**What this task involves:**
Lines below that hold the word "structured" must be copied in full.

[Opening Material provided section]

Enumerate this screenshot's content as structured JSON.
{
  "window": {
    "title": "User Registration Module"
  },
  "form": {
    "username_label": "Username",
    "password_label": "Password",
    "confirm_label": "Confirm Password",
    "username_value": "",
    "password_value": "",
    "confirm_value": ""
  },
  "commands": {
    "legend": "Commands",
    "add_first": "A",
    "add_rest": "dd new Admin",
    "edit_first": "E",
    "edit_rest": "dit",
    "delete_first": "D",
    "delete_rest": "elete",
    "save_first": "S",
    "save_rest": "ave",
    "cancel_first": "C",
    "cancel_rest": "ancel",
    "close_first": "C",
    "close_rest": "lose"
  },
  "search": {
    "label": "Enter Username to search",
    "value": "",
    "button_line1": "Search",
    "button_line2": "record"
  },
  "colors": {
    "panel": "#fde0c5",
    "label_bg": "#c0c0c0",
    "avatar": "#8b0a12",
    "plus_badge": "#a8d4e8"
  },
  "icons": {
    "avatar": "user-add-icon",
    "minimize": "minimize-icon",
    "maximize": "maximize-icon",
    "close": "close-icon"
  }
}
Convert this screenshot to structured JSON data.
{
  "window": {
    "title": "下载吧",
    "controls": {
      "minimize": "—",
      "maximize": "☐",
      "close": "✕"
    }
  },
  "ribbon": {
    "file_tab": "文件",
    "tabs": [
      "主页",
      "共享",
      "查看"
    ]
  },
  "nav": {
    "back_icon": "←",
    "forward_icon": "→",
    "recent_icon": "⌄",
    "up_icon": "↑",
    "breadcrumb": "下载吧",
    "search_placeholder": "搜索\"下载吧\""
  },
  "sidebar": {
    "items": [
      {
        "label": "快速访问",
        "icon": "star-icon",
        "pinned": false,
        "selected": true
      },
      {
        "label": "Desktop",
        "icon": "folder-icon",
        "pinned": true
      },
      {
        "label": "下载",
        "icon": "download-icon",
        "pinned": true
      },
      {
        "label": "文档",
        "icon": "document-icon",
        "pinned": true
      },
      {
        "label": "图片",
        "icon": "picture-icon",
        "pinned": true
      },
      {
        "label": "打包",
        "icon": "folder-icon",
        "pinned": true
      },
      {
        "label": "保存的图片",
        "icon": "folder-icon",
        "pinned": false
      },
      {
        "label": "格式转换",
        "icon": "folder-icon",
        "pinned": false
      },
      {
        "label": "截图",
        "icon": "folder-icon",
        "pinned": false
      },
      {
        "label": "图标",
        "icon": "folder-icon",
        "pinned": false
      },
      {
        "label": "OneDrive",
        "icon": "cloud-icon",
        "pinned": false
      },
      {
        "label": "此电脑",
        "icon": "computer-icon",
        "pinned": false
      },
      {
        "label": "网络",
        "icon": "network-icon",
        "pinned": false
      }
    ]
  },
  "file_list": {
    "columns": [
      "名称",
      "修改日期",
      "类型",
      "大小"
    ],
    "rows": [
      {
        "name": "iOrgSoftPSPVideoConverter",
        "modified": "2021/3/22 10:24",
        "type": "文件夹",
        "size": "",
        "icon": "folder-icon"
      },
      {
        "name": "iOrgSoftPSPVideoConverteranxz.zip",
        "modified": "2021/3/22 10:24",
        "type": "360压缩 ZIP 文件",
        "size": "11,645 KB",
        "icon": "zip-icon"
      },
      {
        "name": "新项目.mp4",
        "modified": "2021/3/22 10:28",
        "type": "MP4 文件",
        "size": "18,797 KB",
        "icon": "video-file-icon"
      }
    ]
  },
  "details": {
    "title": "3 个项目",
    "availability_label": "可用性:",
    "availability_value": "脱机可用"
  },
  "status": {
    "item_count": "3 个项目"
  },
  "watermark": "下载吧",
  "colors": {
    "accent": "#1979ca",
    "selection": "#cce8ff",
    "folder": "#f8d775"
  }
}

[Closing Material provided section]

**Result of the exercise:**
Enumerate this screenshot's content as structured JSON.
Convert this screenshot to structured JSON data.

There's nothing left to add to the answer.